One of my clients called me the other day for help connecting a Windows XP laptop to their wireless network. The laptop had been able to connect wirelessly in the past, but for some reason it had stopped working.
When I arrived on site, we started the laptop and tried scanning for wireless networks:
This process should show any wireless networks that are within range of the laptop. But on my client’s laptop, there were no detected networks in the list. I tried to refresh the list but still found nothing. For some reason, the wireless card was not detecting any networks.
There was a problem with the wireless adapter’s driver.
Re-install the driver.

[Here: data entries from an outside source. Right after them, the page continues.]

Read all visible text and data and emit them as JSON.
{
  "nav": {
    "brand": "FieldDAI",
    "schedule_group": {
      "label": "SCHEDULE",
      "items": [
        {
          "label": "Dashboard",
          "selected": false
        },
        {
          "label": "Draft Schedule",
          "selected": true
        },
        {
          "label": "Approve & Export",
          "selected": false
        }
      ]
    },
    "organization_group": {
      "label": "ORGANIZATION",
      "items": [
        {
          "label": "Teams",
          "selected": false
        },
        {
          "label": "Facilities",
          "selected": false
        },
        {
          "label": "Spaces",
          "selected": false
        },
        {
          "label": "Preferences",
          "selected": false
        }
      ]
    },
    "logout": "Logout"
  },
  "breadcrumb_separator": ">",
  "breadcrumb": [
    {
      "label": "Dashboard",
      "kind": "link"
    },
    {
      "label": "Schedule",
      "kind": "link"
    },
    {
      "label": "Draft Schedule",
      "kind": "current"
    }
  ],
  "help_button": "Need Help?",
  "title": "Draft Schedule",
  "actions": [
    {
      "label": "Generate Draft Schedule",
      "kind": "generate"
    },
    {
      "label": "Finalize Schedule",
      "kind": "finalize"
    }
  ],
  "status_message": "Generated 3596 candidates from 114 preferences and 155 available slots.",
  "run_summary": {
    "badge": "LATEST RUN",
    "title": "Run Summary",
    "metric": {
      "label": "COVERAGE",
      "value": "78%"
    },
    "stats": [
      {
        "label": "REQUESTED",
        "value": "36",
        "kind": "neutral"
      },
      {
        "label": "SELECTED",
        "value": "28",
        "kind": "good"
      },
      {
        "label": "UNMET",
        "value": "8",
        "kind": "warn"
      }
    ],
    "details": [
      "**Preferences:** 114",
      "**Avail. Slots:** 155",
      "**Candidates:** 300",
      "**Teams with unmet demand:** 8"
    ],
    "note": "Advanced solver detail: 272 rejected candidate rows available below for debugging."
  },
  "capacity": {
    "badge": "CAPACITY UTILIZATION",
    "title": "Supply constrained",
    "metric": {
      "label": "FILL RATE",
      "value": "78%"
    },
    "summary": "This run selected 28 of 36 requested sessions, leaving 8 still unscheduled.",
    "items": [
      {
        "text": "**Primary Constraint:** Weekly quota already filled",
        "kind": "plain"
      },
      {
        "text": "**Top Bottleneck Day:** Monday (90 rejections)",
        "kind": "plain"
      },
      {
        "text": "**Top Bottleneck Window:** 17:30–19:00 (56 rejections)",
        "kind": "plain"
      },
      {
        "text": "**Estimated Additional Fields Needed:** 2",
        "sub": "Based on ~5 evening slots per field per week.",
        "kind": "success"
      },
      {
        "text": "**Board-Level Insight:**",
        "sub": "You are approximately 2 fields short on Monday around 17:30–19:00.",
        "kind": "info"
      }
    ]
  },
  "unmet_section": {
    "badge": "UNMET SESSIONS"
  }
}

1. I started my own laptop to see if there were actually any networks in range. Sure enough, when I scanned with my own computer, about five wireless networks were detected, including my client’s wireless router.
So why was my client’s laptop not detecting any networks?
2. Try re-installing the driver for the wireless card.
*** Caution: In my experience, 99% of the time Windows XP will automatically reinstall a removed driver upon reboot. However, there is a small chance you’d have to get the driver from a disc or the manufacturer’s website. ***
3. Right-click on the “My Computer” icon and select “Properties” from the menu.
4. Select the “Hardware” tab and click the “Device Manager” button. The device manager will open.
5. Click the plus sign beside “Network adapters”.
6. Right-click on the wireless adapter and select “Uninstall” from the menu:
7. Click on “OK” when the warning comes up asking if you really want to uninstall the driver. It should disappear from the list.
8. Reboot the computer. Windows XP should automatically detect the wireless adapter and reinstall the driver:
In the unlikely event that Windows XP doesn’t have the driver for your adapter in its database, then you’ll have to download it from the manufacturer’s website.